___ SUPPLIED MATERIAL

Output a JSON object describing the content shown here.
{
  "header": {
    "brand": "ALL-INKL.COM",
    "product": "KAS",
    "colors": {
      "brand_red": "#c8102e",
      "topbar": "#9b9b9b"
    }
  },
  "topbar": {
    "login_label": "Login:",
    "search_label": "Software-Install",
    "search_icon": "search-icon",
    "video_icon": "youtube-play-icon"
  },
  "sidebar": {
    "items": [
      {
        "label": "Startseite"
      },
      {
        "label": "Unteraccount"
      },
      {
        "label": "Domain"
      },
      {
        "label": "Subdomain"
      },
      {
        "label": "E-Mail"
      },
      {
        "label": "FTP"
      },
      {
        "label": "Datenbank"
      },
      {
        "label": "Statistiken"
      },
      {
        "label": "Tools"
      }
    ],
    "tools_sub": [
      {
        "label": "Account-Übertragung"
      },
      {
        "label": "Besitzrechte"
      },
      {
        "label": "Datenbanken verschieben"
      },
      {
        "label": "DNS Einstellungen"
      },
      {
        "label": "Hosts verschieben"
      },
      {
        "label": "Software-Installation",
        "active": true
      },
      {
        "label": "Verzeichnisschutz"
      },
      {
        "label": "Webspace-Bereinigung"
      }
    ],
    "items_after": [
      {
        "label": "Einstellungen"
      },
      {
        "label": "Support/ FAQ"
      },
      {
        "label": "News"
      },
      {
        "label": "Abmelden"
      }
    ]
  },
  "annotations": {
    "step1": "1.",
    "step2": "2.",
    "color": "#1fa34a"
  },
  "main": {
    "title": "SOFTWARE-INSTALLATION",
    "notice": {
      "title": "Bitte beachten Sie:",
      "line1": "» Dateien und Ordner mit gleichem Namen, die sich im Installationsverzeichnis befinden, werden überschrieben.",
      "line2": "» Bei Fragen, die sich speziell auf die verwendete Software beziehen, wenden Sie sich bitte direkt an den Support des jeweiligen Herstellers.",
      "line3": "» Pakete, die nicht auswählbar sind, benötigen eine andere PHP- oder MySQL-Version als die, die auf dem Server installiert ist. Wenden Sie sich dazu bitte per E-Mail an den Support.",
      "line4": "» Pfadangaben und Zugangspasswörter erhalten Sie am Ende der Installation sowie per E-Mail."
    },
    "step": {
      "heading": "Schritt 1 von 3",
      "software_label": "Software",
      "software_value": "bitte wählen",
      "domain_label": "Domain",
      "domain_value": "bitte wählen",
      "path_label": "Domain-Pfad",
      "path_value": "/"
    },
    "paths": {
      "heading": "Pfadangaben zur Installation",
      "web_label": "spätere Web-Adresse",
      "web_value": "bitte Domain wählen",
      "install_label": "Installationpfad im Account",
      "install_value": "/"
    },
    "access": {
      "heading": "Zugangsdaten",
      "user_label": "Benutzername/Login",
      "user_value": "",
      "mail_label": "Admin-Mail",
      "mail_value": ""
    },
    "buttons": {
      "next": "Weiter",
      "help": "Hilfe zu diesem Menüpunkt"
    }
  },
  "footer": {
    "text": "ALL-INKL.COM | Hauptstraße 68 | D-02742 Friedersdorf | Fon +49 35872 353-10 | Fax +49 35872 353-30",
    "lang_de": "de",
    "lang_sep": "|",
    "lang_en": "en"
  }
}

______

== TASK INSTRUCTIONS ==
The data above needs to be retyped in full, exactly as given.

== RESULT FOR THIS TASK ==
Output a JSON object describing the content shown here.
{
  "header": {
    "brand": "ALL-INKL.COM",
    "product": "KAS",
    "colors": {
      "brand_red": "#c8102e",
      "topbar": "#9b9b9b"
    }
  },
  "topbar": {
    "login_label": "Login:",
    "search_label": "Software-Install",
    "search_icon": "search-icon",
    "video_icon": "youtube-play-icon"
  },
  "sidebar": {
    "items": [
      {
        "label": "Startseite"
      },
      {
        "label": "Unteraccount"
      },
      {
        "label": "Domain"
      },
      {
        "label": "Subdomain"
      },
      {
        "label": "E-Mail"
      },
      {
        "label": "FTP"
      },
      {
        "label": "Datenbank"
      },
      {
        "label": "Statistiken"
      },
      {
        "label": "Tools"
      }
    ],
    "tools_sub": [
      {
        "label": "Account-Übertragung"
      },
      {
        "label": "Besitzrechte"
      },
      {
        "label": "Datenbanken verschieben"
      },
      {
        "label": "DNS Einstellungen"
      },
      {
        "label": "Hosts verschieben"
      },
      {
        "label": "Software-Installation",
        "active": true
      },
      {
        "label": "Verzeichnisschutz"
      },
      {
        "label": "Webspace-Bereinigung"
      }
    ],
    "items_after": [
      {
        "label": "Einstellungen"
      },
      {
        "label": "Support/ FAQ"
      },
      {
        "label": "News"
      },
      {
        "label": "Abmelden"
      }
    ]
  },
  "annotations": {
    "step1": "1.",
    "step2": "2.",
    "color": "#1fa34a"
  },
  "main": {
    "title": "SOFTWARE-INSTALLATION",
    "notice": {
      "title": "Bitte beachten Sie:",
      "line1": "» Dateien und Ordner mit gleichem Namen, die sich im Installationsverzeichnis befinden, werden überschrieben.",
      "line2": "» Bei Fragen, die sich speziell auf die verwendete Software beziehen, wenden Sie sich bitte direkt an den Support des jeweiligen Herstellers.",
      "line3": "» Pakete, die nicht auswählbar sind, benötigen eine andere PHP- oder MySQL-Version als die, die auf dem Server installiert ist. Wenden Sie sich dazu bitte per E-Mail an den Support.",
      "line4": "» Pfadangaben und Zugangspasswörter erhalten Sie am Ende der Installation sowie per E-Mail."
    },
    "step": {
      "heading": "Schritt 1 von 3",
      "software_label": "Software",
      "software_value": "bitte wählen",
      "domain_label": "Domain",
      "domain_value": "bitte wählen",
      "path_label": "Domain-Pfad",
      "path_value": "/"
    },
    "paths": {
      "heading": "Pfadangaben zur Installation",
      "web_label": "spätere Web-Adresse",
      "web_value": "bitte Domain wählen",
      "install_label": "Installationpfad im Account",
      "install_value": "/"
    },
    "access": {
      "heading": "Zugangsdaten",
      "user_label": "Benutzername/Login",
      "user_value": "",
      "mail_label": "Admin-Mail",
      "mail_value": ""
    },
    "buttons": {
      "next": "Weiter",
      "help": "Hilfe zu diesem Menüpunkt"
    }
  },
  "footer": {
    "text": "ALL-INKL.COM | Hauptstraße 68 | D-02742 Friedersdorf | Fon +49 35872 353-10 | Fax +49 35872 353-30",
    "lang_de": "de",
    "lang_sep": "|",
    "lang_en": "en"
  }
}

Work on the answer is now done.